John Heron Intervention Analysis - Where do you begin?

Following the thread of  "touchstones for ethical frameworks" from my previous posting and various discussions with colleagues as a result, I find myself drawn to sharing how John Heron's framework shapes my practice. It has been so much part of my operating wallpaper for so long, that it is a real pleasure to disaggregate it and explore it all over again.

In terms of explaining the basis of the model, I can't do better than the explanation on the back of "The Complete Facilitator's Handbook" -  "Originating at the Human Potential Research Project, University of Surrey, and rooted in the realities of facilitator training, this model has been continuously developed for over 25 years and is committed to empowering whole people in highly flexible learning environments."

In the humanistic psychology arena, for me it is the whole enchilada - analytical, structured, theortetical content mixed with aspects such as group dynamics, facilitator roles and authority, experiential and whole person learning, co-operative enquiry and social change.

As a model, it provides a leader's manual as much as a facilitator's guide in that his definition of a facilitator is " a person who has the role of empowering participants to learn in an experiential group".

So, whatever you do, wherever you are, if you are engaged with the idea of helping others (and yourself) to learn from experience, then this next blog series might hold something of interest for you.

I certainly hope so anyway.

We will start with The Six Dimensions of Facilitation and his Six Category Intervention Analysis (1975):

Prescriptive = Planning
Informative = Meaning
Confronting = Confronting
Cathartic = Feeling
Catalytic = Structuring
Supportive = Valuing

My question for now is:

Looking at this list, where do you begin?

We will explore your entry point in the next posting...

Tuesday, 8 September 2009

What's your ethical framework?

Last week, I was interviewed as part of a research project for a colleague / fellow researcher at London Metropolitan University.
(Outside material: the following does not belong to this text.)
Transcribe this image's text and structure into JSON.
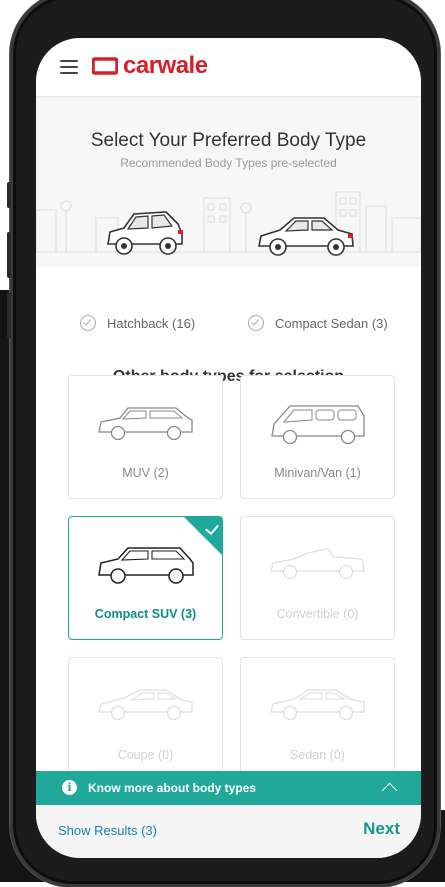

Her research topic is "Ethical Practice in HR Consultancy" and I happily volunteered to be a subject of her research, as this is a topic dear to my heart. Ethics in any business is an important enough issue and in consultancy it is absolutely vital to define boundary management, confidentiality and best practice.

One of her searching and well designed questions asked me to explain anything that I might hold as a touchstone for ethical practice. Without hesitating, I fetched a particular item from my desk and brought it into the interview space.

In explaining it to her and experiencing her interest in it, I realised that I am so used to this object and it is so much part of how we do things, that I take it for granted - it has been part of my landscape for years. I have explained it to various colleagues, clients and co-facilitators in the past - and the reaction is always one of interest and reaction at a deep level.  So, I have considered that sharing it might serve as a useful Blog topic.

So - what is this miraculous object?

It is a crystal cube, lovingly and brilliantly designed by Pat Young of Learning Edge, (www.edgecon.co.uk) to celebrate the graduation of the only 12 Master Facilitators in the UK. I keep it on my desk, it travels with me and it is with me in any room where I am facilitating, coaching, consulting with people.

This is my touchstone.

Each face of the cube has a particular meaning and represents a facet of the underpinning facilitation practice as defined by John Heron in "The Complete Facilitator's Handbook", "Helping the Client" and other works of his particular art.

So - in my next Blog, I intend to introduce John Heron and then over the course of the next six, to disaggregate and explain my understanding and application of the 6 facets or dimensions of skilled and ethical facilitation.
At the start of this jouney, my initial questions are: 
What's your ethical framework?
What is your touchstone for "right and wrong"
What do you hold on to in the turbulent world of business?
How different would our political and business worlds be if our ethical touchstones were public and we were held accountable to them?

I am happy to share mine, and I would love to share yours too.